Another early review of Twenty-one Truths About Love from another important outlet - Booklist.
Dicks manages to create tension, pathos, humor, and some searing melodrama in a novel written entirely in lists. Daniel Mayrock, soon to be a father, quits a dull teaching position to open his own bookstore. Following the advice of his therapist, he starts making lists, and list-making becomes a compulsion as he submits all aspects of his life to enumeration. He ranks his employees, analyzes his interactions with others, and documents his many foibles and phobias.
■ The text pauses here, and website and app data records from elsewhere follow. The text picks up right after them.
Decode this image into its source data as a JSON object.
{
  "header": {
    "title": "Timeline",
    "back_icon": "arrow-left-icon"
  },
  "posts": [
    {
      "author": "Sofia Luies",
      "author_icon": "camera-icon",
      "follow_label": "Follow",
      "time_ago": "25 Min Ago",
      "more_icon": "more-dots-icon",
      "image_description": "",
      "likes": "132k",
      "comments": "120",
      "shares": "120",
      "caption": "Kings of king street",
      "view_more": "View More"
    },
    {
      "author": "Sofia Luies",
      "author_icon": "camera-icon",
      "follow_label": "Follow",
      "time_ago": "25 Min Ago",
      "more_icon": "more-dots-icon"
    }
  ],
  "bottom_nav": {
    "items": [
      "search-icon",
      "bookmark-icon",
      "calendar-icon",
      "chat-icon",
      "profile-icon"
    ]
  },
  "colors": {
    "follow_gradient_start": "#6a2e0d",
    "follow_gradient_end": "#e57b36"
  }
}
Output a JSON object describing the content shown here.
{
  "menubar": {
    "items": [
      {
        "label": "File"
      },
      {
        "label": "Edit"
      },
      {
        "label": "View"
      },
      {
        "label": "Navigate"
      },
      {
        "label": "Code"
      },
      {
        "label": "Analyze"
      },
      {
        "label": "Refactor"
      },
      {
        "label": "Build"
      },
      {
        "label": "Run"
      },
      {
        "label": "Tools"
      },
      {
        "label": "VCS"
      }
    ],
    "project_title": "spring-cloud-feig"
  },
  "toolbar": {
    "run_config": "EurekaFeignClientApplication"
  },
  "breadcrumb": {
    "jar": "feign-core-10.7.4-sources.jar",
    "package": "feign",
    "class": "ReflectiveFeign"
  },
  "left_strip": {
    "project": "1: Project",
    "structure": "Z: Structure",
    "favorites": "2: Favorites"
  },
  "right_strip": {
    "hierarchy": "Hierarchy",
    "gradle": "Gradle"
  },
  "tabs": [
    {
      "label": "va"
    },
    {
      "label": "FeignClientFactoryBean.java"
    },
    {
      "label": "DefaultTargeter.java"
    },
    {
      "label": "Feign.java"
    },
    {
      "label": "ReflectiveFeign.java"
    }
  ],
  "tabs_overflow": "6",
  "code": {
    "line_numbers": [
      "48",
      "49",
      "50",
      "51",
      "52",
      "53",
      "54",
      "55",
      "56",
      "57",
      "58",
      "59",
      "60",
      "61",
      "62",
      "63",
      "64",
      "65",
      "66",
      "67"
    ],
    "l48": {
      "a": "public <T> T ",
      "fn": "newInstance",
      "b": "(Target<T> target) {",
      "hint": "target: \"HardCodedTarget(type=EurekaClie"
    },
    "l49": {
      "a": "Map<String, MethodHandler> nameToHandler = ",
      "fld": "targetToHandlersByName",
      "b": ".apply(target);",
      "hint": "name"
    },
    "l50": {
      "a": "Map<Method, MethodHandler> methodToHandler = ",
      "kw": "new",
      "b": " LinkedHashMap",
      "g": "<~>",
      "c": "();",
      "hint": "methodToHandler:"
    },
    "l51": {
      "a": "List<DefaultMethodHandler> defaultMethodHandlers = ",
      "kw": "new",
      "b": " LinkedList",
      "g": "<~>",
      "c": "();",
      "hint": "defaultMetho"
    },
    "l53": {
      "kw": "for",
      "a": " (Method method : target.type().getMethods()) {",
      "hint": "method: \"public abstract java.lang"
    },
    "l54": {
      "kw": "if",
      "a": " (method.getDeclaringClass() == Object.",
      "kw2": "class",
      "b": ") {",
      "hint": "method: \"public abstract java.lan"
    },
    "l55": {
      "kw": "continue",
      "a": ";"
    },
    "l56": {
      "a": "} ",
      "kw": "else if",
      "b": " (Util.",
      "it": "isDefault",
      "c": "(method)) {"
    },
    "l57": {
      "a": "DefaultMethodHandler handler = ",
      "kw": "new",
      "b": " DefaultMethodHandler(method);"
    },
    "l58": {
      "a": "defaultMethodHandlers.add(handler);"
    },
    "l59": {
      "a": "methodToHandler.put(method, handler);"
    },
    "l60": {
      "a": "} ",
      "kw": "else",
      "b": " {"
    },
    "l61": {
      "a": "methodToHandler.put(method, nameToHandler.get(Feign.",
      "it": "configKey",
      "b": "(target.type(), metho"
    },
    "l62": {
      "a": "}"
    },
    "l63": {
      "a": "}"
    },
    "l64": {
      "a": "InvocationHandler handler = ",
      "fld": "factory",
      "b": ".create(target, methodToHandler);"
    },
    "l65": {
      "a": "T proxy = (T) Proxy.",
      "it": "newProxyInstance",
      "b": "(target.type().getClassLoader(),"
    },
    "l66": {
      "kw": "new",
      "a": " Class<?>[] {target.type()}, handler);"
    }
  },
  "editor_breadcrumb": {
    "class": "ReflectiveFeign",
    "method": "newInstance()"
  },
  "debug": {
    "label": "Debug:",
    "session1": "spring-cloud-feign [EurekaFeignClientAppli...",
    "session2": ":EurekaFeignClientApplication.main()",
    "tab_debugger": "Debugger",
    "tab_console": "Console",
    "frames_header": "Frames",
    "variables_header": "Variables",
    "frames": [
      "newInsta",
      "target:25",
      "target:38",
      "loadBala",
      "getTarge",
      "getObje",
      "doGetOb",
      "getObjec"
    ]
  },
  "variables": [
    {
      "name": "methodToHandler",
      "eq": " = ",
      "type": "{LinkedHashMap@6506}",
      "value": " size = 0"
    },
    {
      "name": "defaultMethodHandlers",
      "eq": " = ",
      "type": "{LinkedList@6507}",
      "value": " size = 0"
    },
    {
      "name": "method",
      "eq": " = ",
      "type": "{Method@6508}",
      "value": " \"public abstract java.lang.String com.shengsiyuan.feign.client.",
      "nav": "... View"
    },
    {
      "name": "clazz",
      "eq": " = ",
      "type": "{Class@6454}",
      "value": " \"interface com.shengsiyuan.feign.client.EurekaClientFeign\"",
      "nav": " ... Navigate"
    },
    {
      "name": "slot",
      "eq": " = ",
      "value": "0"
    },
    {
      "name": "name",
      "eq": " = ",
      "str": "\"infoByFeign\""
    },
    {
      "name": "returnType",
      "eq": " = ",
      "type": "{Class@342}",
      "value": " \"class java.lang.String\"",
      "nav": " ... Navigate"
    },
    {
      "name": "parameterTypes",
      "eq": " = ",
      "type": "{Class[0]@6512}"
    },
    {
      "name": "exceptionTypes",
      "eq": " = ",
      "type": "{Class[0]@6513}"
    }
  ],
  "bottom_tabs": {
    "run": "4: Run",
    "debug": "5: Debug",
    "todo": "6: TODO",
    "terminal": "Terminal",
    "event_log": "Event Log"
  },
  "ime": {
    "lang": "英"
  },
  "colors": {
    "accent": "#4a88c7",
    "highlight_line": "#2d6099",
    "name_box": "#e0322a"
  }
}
Through lists, Dan’s rich, sympathetic voice shines, and as he organizes his opinions about music, his love of his wife, and his many vices and neuroses, he is funny and insightful. Like Benjamin Kunkel’s Indecision (2005) and Joshua Ferris’s To Rise Again at a Decent Hour (2014), this tale explores the struggles of a man attempting to navigate contemporary adulthood and his fear that he is unable to function like everyone around him. Often moving, sometimes shocking, always entertaining, this superbly crafted work emphasizes the incalculable variety of the novel form.
— Alexander Moran